§ Exercise description
For every record that follows, write out the text exactly and omit the picture, if one is present.

§ Data about app and page elements
+ + + + +
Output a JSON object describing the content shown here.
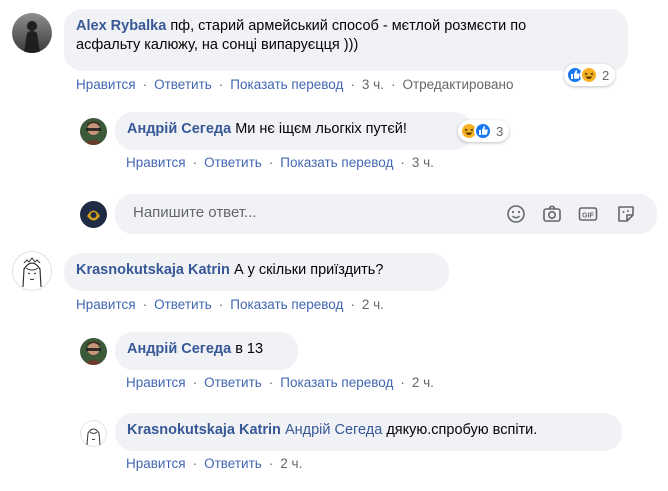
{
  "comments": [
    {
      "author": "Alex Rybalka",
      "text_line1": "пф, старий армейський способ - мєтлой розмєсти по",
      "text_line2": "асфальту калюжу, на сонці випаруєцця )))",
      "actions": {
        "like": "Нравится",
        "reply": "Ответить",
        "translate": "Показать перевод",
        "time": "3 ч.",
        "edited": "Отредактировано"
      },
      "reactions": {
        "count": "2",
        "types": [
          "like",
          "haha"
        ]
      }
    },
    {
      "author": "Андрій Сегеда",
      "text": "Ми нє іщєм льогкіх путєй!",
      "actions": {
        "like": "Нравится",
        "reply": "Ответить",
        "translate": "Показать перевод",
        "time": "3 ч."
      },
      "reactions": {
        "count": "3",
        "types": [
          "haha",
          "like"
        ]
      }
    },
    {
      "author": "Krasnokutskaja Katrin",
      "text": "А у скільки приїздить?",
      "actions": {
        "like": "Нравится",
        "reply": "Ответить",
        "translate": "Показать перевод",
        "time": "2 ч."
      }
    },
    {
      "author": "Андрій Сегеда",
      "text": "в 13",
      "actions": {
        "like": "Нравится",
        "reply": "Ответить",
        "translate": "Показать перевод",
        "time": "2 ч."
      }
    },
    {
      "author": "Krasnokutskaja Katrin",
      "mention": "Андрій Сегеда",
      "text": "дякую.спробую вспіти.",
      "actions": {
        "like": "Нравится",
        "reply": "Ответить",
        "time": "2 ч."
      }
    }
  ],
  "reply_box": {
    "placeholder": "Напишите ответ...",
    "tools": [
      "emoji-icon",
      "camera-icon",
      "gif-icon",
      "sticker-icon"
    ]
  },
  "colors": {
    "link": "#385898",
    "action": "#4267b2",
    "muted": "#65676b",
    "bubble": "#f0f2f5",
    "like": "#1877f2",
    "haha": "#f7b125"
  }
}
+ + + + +
§ Answer to this exercise
Output a JSON object describing the content shown here.
{
  "comments": [
    {
      "author": "Alex Rybalka",
      "text_line1": "пф, старий армейський способ - мєтлой розмєсти по",
      "text_line2": "асфальту калюжу, на сонці випаруєцця )))",
      "actions": {
        "like": "Нравится",
        "reply": "Ответить",
        "translate": "Показать перевод",
        "time": "3 ч.",
        "edited": "Отредактировано"
      },
      "reactions": {
        "count": "2",
        "types": [
          "like",
          "haha"
        ]
      }
    },
    {
      "author": "Андрій Сегеда",
      "text": "Ми нє іщєм льогкіх путєй!",
      "actions": {
        "like": "Нравится",
        "reply": "Ответить",
        "translate": "Показать перевод",
        "time": "3 ч."
      },
      "reactions": {
        "count": "3",
        "types": [
          "haha",
          "like"
        ]
      }
    },
    {
      "author": "Krasnokutskaja Katrin",
      "text": "А у скільки приїздить?",
      "actions": {
        "like": "Нравится",
        "reply": "Ответить",
        "translate": "Показать перевод",
        "time": "2 ч."
      }
    },
    {
      "author": "Андрій Сегеда",
      "text": "в 13",
      "actions": {
        "like": "Нравится",
        "reply": "Ответить",
        "translate": "Показать перевод",
        "time": "2 ч."
      }
    },
    {
      "author": "Krasnokutskaja Katrin",
      "mention": "Андрій Сегеда",
      "text": "дякую.спробую вспіти.",
      "actions": {
        "like": "Нравится",
        "reply": "Ответить",
        "time": "2 ч."
      }
    }
  ],
  "reply_box": {
    "placeholder": "Напишите ответ...",
    "tools": [
      "emoji-icon",
      "camera-icon",
      "gif-icon",
      "sticker-icon"
    ]
  },
  "colors": {
    "link": "#385898",
    "action": "#4267b2",
    "muted": "#65676b",
    "bubble": "#f0f2f5",
    "like": "#1877f2",
    "haha": "#f7b125"
  }
}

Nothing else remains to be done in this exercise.